### REQUIRED WORK
Lines holding the word "orig" must be located in the listing below and copied.
-- INFORMATION GIVEN follows --
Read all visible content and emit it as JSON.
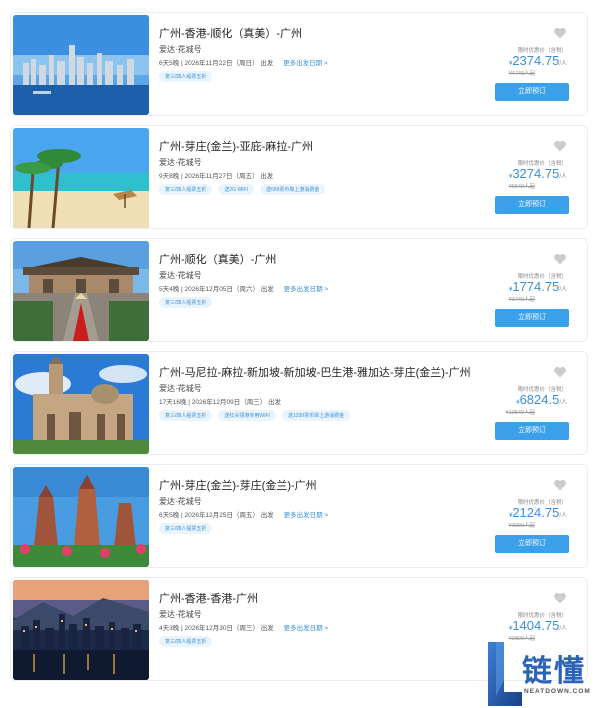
{
  "trips": [
    {
      "title": "广州-香港-顺化（真美）-广州",
      "ship": "爱达·花城号",
      "duration": "6天5晚",
      "date": "2026年11月22日（周日）",
      "depart": "出发",
      "more_dates": "更多出发日期 >",
      "tags": [
        "复三/四人船票五折"
      ],
      "price_label": "限时优惠价（含税）",
      "currency": "¥",
      "price": "2374.75",
      "per": "/人",
      "orig": "¥4749人起",
      "book": "立即预订",
      "scene": "harbor-day"
    },
    {
      "title": "广州-芽庄(金兰)-亚庇-麻拉-广州",
      "ship": "爱达·花城号",
      "duration": "9天8晚",
      "date": "2026年11月27日（周五）",
      "depart": "出发",
      "more_dates": "",
      "tags": [
        "复三/四人船票五折",
        "送2G WIFI",
        "送699票币岸上游消费金"
      ],
      "price_label": "限时优惠价（含税）",
      "currency": "¥",
      "price": "3274.75",
      "per": "/人",
      "orig": "¥6549人起",
      "book": "立即预订",
      "scene": "beach"
    },
    {
      "title": "广州-顺化（真美）-广州",
      "ship": "爱达·花城号",
      "duration": "5天4晚",
      "date": "2026年12月05日（周六）",
      "depart": "出发",
      "more_dates": "更多出发日期 >",
      "tags": [
        "复三/四人船票五折"
      ],
      "price_label": "限时优惠价（含税）",
      "currency": "¥",
      "price": "1774.75",
      "per": "/人",
      "orig": "¥3449人起",
      "book": "立即预订",
      "scene": "temple"
    },
    {
      "title": "广州-马尼拉-麻拉-新加坡-新加坡-巴生港-雅加达-芽庄(金兰)-广州",
      "ship": "爱达·花城号",
      "duration": "17天16晚",
      "date": "2026年12月09日（周三）",
      "depart": "出发",
      "more_dates": "",
      "tags": [
        "复三/四人船票五折",
        "送红尖领港专用WIFI",
        "送1299票币岸上游消费金"
      ],
      "price_label": "限时优惠价（含税）",
      "currency": "¥",
      "price": "6824.5",
      "per": "/人",
      "orig": "¥10549人起",
      "book": "立即预订",
      "scene": "cathedral"
    },
    {
      "title": "广州-芽庄(金兰)-芽庄(金兰)-广州",
      "ship": "爱达·花城号",
      "duration": "6天5晚",
      "date": "2026年12月25日（周五）",
      "depart": "出发",
      "more_dates": "更多出发日期 >",
      "tags": [
        "复三/四人船票五折"
      ],
      "price_label": "限时优惠价（含税）",
      "currency": "¥",
      "price": "2124.75",
      "per": "/人",
      "orig": "¥3999人起",
      "book": "立即预订",
      "scene": "ruins"
    },
    {
      "title": "广州-香港-香港-广州",
      "ship": "爱达·花城号",
      "duration": "4天3晚",
      "date": "2026年12月30日（周三）",
      "depart": "出发",
      "more_dates": "更多出发日期 >",
      "tags": [
        "复三/四人船票五折"
      ],
      "price_label": "限时优惠价（含税）",
      "currency": "¥",
      "price": "1404.75",
      "per": "/人",
      "orig": "¥2809人起",
      "book": "",
      "scene": "harbor-night"
    }
  ],
  "watermark": {
    "cn": "链懂",
    "en": "NEATDOWN.COM"
  },
  "colors": {
    "accent": "#3aa0ea",
    "price": "#3a8fd9",
    "tag_bg": "#eaf4fd",
    "heart": "#cccccc"
  }
}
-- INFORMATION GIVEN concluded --
### REPLY TO THE EXERCISE
      "orig": "¥4749人起",
      "orig": "¥6549人起",
      "orig": "¥3449人起",
      "orig": "¥10549人起",
      "orig": "¥3999人起",
      "orig": "¥2809人起",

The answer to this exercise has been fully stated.